__Task to complete__. Return the entries exactly as they appear.

Dataset items:
○ ○ ○ ○

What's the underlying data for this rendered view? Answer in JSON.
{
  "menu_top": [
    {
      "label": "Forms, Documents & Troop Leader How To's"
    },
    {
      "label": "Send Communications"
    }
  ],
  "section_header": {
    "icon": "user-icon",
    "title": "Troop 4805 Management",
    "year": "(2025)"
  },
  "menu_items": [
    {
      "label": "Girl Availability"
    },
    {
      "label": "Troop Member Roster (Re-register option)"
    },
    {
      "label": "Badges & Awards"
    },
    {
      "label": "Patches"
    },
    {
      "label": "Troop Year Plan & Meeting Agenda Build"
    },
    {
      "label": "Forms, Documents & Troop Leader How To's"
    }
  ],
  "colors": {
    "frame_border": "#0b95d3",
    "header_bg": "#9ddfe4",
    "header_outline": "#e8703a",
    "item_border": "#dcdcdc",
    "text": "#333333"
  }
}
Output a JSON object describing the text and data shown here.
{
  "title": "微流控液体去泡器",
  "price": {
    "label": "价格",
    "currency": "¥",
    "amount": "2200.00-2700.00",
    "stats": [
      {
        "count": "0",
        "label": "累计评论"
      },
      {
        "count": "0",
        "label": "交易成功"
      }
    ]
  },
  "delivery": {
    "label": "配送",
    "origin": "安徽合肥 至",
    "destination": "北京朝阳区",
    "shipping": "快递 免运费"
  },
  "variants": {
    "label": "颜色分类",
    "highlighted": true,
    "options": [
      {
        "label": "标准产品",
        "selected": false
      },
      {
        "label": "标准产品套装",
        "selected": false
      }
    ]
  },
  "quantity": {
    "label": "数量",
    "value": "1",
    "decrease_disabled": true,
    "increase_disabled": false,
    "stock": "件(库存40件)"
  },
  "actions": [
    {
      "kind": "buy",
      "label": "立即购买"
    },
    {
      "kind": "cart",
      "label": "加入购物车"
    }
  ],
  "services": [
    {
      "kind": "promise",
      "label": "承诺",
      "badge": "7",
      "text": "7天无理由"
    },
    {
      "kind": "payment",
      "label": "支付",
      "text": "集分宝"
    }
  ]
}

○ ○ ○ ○

__Your response__.
What's the underlying data for this rendered view? Answer in JSON.
{
  "menu_top": [
    {
      "label": "Forms, Documents & Troop Leader How To's"
    },
    {
      "label": "Send Communications"
    }
  ],
  "section_header": {
    "icon": "user-icon",
    "title": "Troop 4805 Management",
    "year": "(2025)"
  },
  "menu_items": [
    {
      "label": "Girl Availability"
    },
    {
      "label": "Troop Member Roster (Re-register option)"
    },
    {
      "label": "Badges & Awards"
    },
    {
      "label": "Patches"
    },
    {
      "label": "Troop Year Plan & Meeting Agenda Build"
    },
    {
      "label": "Forms, Documents & Troop Leader How To's"
    }
  ],
  "colors": {
    "frame_border": "#0b95d3",
    "header_bg": "#9ddfe4",
    "header_outline": "#e8703a",
    "item_border": "#dcdcdc",
    "text": "#333333"
  }
}
Output a JSON object describing the text and data shown here.
{
  "title": "微流控液体去泡器",
  "price": {
    "label": "价格",
    "currency": "¥",
    "amount": "2200.00-2700.00",
    "stats": [
      {
        "count": "0",
        "label": "累计评论"
      },
      {
        "count": "0",
        "label": "交易成功"
      }
    ]
  },
  "delivery": {
    "label": "配送",
    "origin": "安徽合肥 至",
    "destination": "北京朝阳区",
    "shipping": "快递 免运费"
  },
  "variants": {
    "label": "颜色分类",
    "highlighted": true,
    "options": [
      {
        "label": "标准产品",
        "selected": false
      },
      {
        "label": "标准产品套装",
        "selected": false
      }
    ]
  },
  "quantity": {
    "label": "数量",
    "value": "1",
    "decrease_disabled": true,
    "increase_disabled": false,
    "stock": "件(库存40件)"
  },
  "actions": [
    {
      "kind": "buy",
      "label": "立即购买"
    },
    {
      "kind": "cart",
      "label": "加入购物车"
    }
  ],
  "services": [
    {
      "kind": "promise",
      "label": "承诺",
      "badge": "7",
      "text": "7天无理由"
    },
    {
      "kind": "payment",
      "label": "支付",
      "text": "集分宝"
    }
  ]
}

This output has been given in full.